• Task goal: Go through the records and extract every line with the word "layover".

• Input for this task:
━━━━━━━━━━━━━━━━━━━━━━━━━━━━━━

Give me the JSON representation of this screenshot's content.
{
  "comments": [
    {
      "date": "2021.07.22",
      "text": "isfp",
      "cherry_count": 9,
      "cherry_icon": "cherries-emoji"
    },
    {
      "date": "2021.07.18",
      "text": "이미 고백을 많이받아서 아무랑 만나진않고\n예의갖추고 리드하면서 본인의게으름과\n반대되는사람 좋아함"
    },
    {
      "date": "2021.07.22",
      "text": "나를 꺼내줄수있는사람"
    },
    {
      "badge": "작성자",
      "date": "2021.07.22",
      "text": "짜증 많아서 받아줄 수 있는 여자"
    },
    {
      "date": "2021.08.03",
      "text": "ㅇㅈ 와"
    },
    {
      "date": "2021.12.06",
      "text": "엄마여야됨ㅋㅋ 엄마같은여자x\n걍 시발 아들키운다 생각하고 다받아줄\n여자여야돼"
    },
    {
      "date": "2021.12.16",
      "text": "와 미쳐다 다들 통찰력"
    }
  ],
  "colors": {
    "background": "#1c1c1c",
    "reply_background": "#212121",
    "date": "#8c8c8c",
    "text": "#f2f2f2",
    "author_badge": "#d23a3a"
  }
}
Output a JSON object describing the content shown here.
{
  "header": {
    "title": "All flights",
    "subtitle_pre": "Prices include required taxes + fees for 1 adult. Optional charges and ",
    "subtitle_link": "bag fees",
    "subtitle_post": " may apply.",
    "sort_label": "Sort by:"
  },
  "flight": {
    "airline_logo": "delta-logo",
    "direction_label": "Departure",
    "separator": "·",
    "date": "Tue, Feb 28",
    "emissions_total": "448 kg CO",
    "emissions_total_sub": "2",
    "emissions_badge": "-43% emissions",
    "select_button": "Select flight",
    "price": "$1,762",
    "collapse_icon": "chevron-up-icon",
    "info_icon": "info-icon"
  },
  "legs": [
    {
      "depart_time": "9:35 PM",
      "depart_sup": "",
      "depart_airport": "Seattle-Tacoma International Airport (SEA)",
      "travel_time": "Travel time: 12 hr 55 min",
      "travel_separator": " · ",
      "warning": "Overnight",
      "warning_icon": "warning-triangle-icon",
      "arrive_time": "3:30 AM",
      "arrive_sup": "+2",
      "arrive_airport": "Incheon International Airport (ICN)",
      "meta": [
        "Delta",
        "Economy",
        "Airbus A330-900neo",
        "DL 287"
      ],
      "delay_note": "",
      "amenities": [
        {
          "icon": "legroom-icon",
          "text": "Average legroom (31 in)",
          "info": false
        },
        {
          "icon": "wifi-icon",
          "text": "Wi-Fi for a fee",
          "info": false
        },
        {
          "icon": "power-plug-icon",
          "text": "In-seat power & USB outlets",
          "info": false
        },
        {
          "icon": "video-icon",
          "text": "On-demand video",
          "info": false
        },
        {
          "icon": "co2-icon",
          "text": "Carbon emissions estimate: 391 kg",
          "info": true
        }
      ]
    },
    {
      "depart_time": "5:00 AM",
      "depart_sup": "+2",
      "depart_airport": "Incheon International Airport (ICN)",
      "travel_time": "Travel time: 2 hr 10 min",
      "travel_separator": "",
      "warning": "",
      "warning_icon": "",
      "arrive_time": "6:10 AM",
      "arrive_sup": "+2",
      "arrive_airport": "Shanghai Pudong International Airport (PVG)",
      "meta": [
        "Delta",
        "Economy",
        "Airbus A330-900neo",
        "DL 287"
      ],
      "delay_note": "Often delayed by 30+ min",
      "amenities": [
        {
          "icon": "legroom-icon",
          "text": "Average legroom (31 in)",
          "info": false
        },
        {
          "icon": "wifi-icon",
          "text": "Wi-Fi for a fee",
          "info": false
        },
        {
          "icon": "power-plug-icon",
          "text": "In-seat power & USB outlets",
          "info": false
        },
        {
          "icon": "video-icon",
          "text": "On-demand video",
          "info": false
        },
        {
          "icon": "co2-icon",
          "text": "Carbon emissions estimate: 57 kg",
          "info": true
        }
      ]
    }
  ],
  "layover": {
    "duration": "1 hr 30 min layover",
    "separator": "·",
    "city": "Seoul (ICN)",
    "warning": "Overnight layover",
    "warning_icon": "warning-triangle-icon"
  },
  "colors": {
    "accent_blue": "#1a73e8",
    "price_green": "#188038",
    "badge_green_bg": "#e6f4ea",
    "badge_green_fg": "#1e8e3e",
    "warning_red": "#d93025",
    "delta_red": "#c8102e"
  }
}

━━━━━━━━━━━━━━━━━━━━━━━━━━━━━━

• Task output:
  "layover": {
    "duration": "1 hr 30 min layover",
    "warning": "Overnight layover",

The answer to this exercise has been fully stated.